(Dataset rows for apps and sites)
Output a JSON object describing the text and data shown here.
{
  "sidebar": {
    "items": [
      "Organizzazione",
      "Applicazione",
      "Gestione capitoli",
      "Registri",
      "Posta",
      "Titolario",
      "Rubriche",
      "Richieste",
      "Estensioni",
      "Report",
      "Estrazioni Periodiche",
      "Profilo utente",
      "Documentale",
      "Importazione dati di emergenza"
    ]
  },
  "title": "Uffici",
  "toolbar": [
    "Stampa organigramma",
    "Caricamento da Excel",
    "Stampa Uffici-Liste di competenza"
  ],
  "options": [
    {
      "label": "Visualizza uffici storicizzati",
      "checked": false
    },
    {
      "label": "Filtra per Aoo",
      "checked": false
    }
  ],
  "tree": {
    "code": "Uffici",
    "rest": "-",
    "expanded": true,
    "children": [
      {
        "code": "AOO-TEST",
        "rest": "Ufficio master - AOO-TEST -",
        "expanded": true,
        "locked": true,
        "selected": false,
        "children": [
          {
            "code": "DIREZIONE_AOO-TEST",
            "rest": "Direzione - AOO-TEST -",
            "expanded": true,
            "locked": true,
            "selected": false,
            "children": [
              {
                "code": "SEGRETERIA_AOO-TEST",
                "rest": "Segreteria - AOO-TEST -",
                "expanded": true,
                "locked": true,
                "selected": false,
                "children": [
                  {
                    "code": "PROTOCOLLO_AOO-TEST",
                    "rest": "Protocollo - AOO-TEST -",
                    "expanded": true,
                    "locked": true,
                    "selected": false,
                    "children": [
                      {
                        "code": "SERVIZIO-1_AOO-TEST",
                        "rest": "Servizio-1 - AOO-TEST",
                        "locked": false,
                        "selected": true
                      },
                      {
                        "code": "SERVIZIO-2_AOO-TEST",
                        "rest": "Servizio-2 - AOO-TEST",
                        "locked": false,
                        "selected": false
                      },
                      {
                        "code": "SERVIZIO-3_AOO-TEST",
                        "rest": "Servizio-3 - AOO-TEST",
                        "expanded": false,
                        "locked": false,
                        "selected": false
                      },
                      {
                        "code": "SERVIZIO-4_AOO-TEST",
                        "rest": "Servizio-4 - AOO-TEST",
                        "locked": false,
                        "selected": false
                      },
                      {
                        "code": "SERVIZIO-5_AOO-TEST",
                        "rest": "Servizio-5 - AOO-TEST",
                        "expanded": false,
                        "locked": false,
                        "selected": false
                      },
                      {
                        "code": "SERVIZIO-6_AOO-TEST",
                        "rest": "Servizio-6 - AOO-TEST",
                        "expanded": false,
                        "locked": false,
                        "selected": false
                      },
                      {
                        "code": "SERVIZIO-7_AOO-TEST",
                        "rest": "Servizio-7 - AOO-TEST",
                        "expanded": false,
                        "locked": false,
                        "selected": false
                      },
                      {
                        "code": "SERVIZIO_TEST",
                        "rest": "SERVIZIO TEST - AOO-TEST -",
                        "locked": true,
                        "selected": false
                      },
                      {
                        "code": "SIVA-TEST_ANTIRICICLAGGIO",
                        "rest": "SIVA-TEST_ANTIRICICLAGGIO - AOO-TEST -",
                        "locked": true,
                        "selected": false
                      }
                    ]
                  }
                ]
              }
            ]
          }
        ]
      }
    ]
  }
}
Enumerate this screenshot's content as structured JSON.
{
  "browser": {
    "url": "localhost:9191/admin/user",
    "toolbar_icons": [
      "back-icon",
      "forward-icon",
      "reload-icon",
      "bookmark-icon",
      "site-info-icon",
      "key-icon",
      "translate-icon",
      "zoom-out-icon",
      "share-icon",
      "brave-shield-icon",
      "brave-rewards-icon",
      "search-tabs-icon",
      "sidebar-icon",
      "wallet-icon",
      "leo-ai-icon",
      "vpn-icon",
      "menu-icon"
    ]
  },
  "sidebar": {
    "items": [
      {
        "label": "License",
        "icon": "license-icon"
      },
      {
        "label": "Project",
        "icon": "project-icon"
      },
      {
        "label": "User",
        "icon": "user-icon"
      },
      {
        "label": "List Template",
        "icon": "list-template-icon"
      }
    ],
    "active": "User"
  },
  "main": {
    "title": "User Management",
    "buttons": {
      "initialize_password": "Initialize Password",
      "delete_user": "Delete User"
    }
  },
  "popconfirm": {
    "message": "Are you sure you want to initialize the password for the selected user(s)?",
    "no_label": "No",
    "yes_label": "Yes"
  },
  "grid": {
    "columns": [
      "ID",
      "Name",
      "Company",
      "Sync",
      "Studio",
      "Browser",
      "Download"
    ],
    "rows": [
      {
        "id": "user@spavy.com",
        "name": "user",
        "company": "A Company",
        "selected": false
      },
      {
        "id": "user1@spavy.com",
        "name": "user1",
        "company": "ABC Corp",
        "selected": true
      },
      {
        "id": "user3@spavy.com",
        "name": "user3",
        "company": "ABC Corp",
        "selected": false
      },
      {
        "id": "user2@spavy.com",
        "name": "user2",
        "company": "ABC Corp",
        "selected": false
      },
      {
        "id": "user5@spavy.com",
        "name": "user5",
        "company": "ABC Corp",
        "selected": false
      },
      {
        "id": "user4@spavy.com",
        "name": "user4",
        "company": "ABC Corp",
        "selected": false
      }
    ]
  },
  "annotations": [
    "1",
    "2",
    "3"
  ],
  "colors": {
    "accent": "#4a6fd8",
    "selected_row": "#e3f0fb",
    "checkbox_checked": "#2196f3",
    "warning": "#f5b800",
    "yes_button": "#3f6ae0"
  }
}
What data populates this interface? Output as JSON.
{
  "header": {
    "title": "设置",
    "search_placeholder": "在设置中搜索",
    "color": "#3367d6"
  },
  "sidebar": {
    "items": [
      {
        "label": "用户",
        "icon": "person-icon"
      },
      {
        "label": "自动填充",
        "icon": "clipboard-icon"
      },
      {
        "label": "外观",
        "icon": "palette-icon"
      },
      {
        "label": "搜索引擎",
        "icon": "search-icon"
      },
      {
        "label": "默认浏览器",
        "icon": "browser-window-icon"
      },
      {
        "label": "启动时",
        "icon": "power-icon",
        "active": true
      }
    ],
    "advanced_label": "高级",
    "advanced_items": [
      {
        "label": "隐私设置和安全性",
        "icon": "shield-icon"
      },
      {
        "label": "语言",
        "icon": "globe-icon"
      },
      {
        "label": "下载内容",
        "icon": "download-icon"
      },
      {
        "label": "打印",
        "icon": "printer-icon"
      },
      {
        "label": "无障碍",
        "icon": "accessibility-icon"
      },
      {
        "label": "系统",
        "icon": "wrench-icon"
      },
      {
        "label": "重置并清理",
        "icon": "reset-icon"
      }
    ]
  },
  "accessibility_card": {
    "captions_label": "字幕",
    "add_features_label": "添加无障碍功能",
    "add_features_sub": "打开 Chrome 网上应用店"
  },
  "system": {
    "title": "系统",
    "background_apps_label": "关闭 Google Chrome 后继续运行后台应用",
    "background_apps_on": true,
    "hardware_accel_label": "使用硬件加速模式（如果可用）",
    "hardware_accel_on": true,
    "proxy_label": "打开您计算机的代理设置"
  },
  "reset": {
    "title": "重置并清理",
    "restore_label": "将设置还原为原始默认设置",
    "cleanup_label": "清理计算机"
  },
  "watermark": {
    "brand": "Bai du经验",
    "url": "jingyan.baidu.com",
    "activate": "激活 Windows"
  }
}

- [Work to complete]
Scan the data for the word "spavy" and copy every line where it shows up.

- [Response]
        "id": "user@spavy.com",
        "id": "user1@spavy.com",
        "id": "user3@spavy.com",
        "id": "user2@spavy.com",
        "id": "user5@spavy.com",
        "id": "user4@spavy.com",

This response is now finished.